__EXERCISE DESCRIPTION__: Search the material below for the string "Months" and copy each line where it appears.

__DATA RECORDS__:
──────────
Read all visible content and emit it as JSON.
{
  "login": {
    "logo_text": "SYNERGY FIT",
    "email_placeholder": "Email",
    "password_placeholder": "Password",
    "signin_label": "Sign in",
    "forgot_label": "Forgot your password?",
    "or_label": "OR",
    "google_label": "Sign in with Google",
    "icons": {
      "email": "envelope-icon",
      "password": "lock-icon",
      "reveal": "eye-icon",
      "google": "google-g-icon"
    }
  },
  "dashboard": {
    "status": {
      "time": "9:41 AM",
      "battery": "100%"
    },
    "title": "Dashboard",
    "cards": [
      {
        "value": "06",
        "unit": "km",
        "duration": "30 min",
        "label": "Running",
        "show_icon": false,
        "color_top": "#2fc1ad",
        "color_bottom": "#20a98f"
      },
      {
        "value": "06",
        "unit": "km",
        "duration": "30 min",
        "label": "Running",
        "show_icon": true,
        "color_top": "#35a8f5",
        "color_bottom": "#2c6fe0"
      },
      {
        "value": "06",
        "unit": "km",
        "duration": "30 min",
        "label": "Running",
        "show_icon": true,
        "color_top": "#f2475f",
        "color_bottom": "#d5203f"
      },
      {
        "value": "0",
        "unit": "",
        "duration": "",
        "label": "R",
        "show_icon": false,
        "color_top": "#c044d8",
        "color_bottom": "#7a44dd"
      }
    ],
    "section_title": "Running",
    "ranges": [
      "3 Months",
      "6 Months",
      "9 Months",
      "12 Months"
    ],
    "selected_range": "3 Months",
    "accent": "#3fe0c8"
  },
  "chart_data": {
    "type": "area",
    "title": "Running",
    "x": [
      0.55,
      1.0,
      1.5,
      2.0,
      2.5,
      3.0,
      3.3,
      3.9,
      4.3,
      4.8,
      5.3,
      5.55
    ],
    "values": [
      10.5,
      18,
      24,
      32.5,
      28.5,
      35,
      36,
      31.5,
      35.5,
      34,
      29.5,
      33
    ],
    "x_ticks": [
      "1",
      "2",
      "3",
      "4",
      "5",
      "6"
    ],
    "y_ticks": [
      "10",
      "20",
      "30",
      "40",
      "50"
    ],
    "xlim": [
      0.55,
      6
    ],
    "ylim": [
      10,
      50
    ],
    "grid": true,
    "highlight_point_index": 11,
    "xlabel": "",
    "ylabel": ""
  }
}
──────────
__YOUR SOLUTION__:
      "3 Months",
      "6 Months",
      "9 Months",
      "12 Months"
    "selected_range": "3 Months",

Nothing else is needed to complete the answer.